That isn’t to say other brands have little to gain from this rigidity though, and the age factor comes back into play in this regard. “The people that drive Mercedes-Benz are predominantly Arabs, Asian and Chinese,” Saraf explains. “The second generation has started switching to BMW because they don’t want to drive what their dads are driving. But all of this is because the targeting happened early on and they captured quite a niche market.” And it will come as little surprise to learn that Jaguar is now tapping into this trend too.
Essentially then, an intrinsic part of successfully capturing the ethnic consumer is garnering a thorough understanding and appreciation of their culture, everyday needs and buying behaviour. That may sound akin to most modern marketing campaigns, but the other side of the coin is identifying the right channels through which to engage with this market, some of which are relatively unknown currently.
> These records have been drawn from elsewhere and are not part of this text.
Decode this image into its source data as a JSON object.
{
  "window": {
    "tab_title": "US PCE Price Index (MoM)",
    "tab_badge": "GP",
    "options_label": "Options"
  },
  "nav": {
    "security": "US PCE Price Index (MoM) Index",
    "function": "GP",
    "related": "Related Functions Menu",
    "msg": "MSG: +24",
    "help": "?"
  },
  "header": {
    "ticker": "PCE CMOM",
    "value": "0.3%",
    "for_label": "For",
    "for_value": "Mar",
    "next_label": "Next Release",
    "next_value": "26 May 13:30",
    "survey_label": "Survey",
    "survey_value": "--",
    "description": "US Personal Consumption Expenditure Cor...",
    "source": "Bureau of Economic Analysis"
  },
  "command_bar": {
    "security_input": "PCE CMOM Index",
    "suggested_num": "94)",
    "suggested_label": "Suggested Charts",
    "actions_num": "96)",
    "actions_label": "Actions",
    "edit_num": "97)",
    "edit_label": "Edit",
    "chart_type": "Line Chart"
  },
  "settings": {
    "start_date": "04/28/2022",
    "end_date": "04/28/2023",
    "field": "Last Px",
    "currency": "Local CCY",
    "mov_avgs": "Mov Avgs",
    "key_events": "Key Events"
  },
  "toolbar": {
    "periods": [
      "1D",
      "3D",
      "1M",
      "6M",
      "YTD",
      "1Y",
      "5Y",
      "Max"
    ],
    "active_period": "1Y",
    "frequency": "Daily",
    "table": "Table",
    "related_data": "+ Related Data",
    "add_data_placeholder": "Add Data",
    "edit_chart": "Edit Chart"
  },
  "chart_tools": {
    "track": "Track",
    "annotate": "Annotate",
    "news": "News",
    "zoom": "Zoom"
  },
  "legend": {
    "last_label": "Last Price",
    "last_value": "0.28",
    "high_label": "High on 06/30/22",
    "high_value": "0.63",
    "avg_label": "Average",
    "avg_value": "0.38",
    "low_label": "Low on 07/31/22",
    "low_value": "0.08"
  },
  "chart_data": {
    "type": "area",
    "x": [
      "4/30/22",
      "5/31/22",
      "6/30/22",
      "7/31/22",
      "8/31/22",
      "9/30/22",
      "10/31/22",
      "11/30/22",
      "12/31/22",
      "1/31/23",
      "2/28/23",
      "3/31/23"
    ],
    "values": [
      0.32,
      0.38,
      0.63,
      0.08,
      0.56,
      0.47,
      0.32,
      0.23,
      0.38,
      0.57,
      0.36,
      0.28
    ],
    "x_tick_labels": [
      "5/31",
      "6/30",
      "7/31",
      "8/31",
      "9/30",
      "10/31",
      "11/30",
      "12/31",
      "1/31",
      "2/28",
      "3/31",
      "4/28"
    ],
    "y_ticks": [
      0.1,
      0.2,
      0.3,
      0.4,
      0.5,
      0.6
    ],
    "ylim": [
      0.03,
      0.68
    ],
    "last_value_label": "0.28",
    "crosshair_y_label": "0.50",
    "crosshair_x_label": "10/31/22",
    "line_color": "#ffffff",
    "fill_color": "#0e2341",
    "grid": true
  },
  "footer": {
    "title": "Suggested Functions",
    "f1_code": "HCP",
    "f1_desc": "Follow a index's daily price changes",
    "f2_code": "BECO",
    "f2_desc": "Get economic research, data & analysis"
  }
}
Employing the help of a specialist agency is naturally a decent place to start, but there are some simple steps that a right-minded business owner can take to at least get off on the right foot.
“If I see something that has some sort of Arabic culture or a face, I will sit up and take notice,” says Saraf. “We see lots of direct marketing, but if I receive a direct marketing piece which is slightly different and has some sort of cultural images in it, I am going to open it, I am going to read it.”
Delving further inside conventional target markets can also help reveal the little nuggets of information that could make all the difference to future marketing efforts. “If you look at companies like Procter & Gamble, they target based on age, so they have a product per age, rather than looking at how many black women or Chinese people fall within that age,” Saraf continues. “So I think marketeers are wasting quite a bit of the budget by not applying some sort of analytics.”
And with more businesses looking abroad than ever before, capturing the imagination of ethnic consumers on home soil should make life a little easier when venturing into geographies where such cultures are more prevalent.